> [DESCRIPTION OF THE TASK]:
The answer is every record that follows, printed exactly.

> [EXERCISE DATA]:
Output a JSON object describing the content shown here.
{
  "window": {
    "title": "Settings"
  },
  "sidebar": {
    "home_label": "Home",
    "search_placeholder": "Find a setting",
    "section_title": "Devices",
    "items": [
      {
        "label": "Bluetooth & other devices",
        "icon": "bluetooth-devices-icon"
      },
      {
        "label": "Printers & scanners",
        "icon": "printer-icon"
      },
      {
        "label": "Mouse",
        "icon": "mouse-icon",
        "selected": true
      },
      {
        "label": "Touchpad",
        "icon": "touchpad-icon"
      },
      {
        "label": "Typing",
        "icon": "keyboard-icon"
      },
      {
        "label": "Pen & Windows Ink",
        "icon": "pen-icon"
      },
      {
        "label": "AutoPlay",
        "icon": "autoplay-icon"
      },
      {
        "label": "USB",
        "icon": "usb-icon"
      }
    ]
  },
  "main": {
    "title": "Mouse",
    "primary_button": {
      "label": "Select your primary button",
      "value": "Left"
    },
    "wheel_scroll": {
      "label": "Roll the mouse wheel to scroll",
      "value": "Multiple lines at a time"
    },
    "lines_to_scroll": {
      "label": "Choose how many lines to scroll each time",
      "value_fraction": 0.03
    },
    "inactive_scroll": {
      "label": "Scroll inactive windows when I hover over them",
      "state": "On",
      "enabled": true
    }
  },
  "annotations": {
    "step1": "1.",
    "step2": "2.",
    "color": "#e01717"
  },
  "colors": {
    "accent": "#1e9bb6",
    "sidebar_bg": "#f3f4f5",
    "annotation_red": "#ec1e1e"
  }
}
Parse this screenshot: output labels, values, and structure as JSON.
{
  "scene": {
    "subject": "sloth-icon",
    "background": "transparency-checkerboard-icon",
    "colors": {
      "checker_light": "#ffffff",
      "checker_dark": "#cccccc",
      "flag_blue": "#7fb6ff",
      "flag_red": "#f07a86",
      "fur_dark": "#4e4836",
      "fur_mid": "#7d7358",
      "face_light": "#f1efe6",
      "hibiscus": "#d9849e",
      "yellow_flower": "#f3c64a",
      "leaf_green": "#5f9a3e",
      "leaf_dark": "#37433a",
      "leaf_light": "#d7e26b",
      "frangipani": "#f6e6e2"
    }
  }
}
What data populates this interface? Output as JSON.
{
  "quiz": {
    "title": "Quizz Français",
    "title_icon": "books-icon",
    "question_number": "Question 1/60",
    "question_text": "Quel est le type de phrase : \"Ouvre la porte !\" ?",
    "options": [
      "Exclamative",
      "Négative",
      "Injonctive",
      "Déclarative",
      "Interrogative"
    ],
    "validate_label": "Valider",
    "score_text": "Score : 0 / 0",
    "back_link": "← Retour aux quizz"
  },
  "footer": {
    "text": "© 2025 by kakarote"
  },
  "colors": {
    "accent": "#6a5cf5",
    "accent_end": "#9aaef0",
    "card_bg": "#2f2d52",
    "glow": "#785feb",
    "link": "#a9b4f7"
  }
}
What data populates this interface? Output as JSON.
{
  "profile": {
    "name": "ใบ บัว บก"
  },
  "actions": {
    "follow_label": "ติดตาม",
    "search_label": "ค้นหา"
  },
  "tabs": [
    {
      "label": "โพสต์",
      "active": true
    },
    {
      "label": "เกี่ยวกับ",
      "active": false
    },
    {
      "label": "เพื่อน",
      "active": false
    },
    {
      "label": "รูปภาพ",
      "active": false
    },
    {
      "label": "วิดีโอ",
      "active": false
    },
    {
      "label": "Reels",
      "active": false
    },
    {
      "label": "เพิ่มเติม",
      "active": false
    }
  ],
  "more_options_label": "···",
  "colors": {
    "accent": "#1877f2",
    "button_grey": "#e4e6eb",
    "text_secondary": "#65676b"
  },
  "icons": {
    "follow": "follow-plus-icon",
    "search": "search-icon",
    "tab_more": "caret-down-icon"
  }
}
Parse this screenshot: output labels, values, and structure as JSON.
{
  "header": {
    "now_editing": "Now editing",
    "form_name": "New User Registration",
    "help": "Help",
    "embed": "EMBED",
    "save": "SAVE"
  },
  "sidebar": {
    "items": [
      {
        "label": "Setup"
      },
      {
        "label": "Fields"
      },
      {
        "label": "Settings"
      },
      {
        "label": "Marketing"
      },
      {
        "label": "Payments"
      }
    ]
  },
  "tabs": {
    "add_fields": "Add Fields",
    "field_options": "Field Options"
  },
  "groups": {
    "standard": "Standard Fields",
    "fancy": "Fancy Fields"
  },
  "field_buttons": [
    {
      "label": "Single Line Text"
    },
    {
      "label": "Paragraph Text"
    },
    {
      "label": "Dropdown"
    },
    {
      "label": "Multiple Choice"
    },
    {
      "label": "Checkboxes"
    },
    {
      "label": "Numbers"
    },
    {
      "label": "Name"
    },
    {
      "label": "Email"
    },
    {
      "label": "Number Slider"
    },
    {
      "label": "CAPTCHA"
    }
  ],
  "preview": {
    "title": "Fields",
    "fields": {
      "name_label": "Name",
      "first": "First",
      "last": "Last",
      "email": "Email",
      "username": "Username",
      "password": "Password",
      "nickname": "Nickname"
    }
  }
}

> [SOLUTION FOR THIS PROBLEM]:
Output a JSON object describing the content shown here.
{
  "window": {
    "title": "Settings"
  },
  "sidebar": {
    "home_label": "Home",
    "search_placeholder": "Find a setting",
    "section_title": "Devices",
    "items": [
      {
        "label": "Bluetooth & other devices",
        "icon": "bluetooth-devices-icon"
      },
      {
        "label": "Printers & scanners",
        "icon": "printer-icon"
      },
      {
        "label": "Mouse",
        "icon": "mouse-icon",
        "selected": true
      },
      {
        "label": "Touchpad",
        "icon": "touchpad-icon"
      },
      {
        "label": "Typing",
        "icon": "keyboard-icon"
      },
      {
        "label": "Pen & Windows Ink",
        "icon": "pen-icon"
      },
      {
        "label": "AutoPlay",
        "icon": "autoplay-icon"
      },
      {
        "label": "USB",
        "icon": "usb-icon"
      }
    ]
  },
  "main": {
    "title": "Mouse",
    "primary_button": {
      "label": "Select your primary button",
      "value": "Left"
    },
    "wheel_scroll": {
      "label": "Roll the mouse wheel to scroll",
      "value": "Multiple lines at a time"
    },
    "lines_to_scroll": {
      "label": "Choose how many lines to scroll each time",
      "value_fraction": 0.03
    },
    "inactive_scroll": {
      "label": "Scroll inactive windows when I hover over them",
      "state": "On",
      "enabled": true
    }
  },
  "annotations": {
    "step1": "1.",
    "step2": "2.",
    "color": "#e01717"
  },
  "colors": {
    "accent": "#1e9bb6",
    "sidebar_bg": "#f3f4f5",
    "annotation_red": "#ec1e1e"
  }
}
Parse this screenshot: output labels, values, and structure as JSON.
{
  "scene": {
    "subject": "sloth-icon",
    "background": "transparency-checkerboard-icon",
    "colors": {
      "checker_light": "#ffffff",
      "checker_dark": "#cccccc",
      "flag_blue": "#7fb6ff",
      "flag_red": "#f07a86",
      "fur_dark": "#4e4836",
      "fur_mid": "#7d7358",
      "face_light": "#f1efe6",
      "hibiscus": "#d9849e",
      "yellow_flower": "#f3c64a",
      "leaf_green": "#5f9a3e",
      "leaf_dark": "#37433a",
      "leaf_light": "#d7e26b",
      "frangipani": "#f6e6e2"
    }
  }
}
What data populates this interface? Output as JSON.
{
  "quiz": {
    "title": "Quizz Français",
    "title_icon": "books-icon",
    "question_number": "Question 1/60",
    "question_text": "Quel est le type de phrase : \"Ouvre la porte !\" ?",
    "options": [
      "Exclamative",
      "Négative",
      "Injonctive",
      "Déclarative",
      "Interrogative"
    ],
    "validate_label": "Valider",
    "score_text": "Score : 0 / 0",
    "back_link": "← Retour aux quizz"
  },
  "footer": {
    "text": "© 2025 by kakarote"
  },
  "colors": {
    "accent": "#6a5cf5",
    "accent_end": "#9aaef0",
    "card_bg": "#2f2d52",
    "glow": "#785feb",
    "link": "#a9b4f7"
  }
}
What data populates this interface? Output as JSON.
{
  "profile": {
    "name": "ใบ บัว บก"
  },
  "actions": {
    "follow_label": "ติดตาม",
    "search_label": "ค้นหา"
  },
  "tabs": [
    {
      "label": "โพสต์",
      "active": true
    },
    {
      "label": "เกี่ยวกับ",
      "active": false
    },
    {
      "label": "เพื่อน",
      "active": false
    },
    {
      "label": "รูปภาพ",
      "active": false
    },
    {
      "label": "วิดีโอ",
      "active": false
    },
    {
      "label": "Reels",
      "active": false
    },
    {
      "label": "เพิ่มเติม",
      "active": false
    }
  ],
  "more_options_label": "···",
  "colors": {
    "accent": "#1877f2",
    "button_grey": "#e4e6eb",
    "text_secondary": "#65676b"
  },
  "icons": {
    "follow": "follow-plus-icon",
    "search": "search-icon",
    "tab_more": "caret-down-icon"
  }
}
Parse this screenshot: output labels, values, and structure as JSON.
{
  "header": {
    "now_editing": "Now editing",
    "form_name": "New User Registration",
    "help": "Help",
    "embed": "EMBED",
    "save": "SAVE"
  },
  "sidebar": {
    "items": [
      {
        "label": "Setup"
      },
      {
        "label": "Fields"
      },
      {
        "label": "Settings"
      },
      {
        "label": "Marketing"
      },
      {
        "label": "Payments"
      }
    ]
  },
  "tabs": {
    "add_fields": "Add Fields",
    "field_options": "Field Options"
  },
  "groups": {
    "standard": "Standard Fields",
    "fancy": "Fancy Fields"
  },
  "field_buttons": [
    {
      "label": "Single Line Text"
    },
    {
      "label": "Paragraph Text"
    },
    {
      "label": "Dropdown"
    },
    {
      "label": "Multiple Choice"
    },
    {
      "label": "Checkboxes"
    },
    {
      "label": "Numbers"
    },
    {
      "label": "Name"
    },
    {
      "label": "Email"
    },
    {
      "label": "Number Slider"
    },
    {
      "label": "CAPTCHA"
    }
  ],
  "preview": {
    "title": "Fields",
    "fields": {
      "name_label": "Name",
      "first": "First",
      "last": "Last",
      "email": "Email",
      "username": "Username",
      "password": "Password",
      "nickname": "Nickname"
    }
  }
}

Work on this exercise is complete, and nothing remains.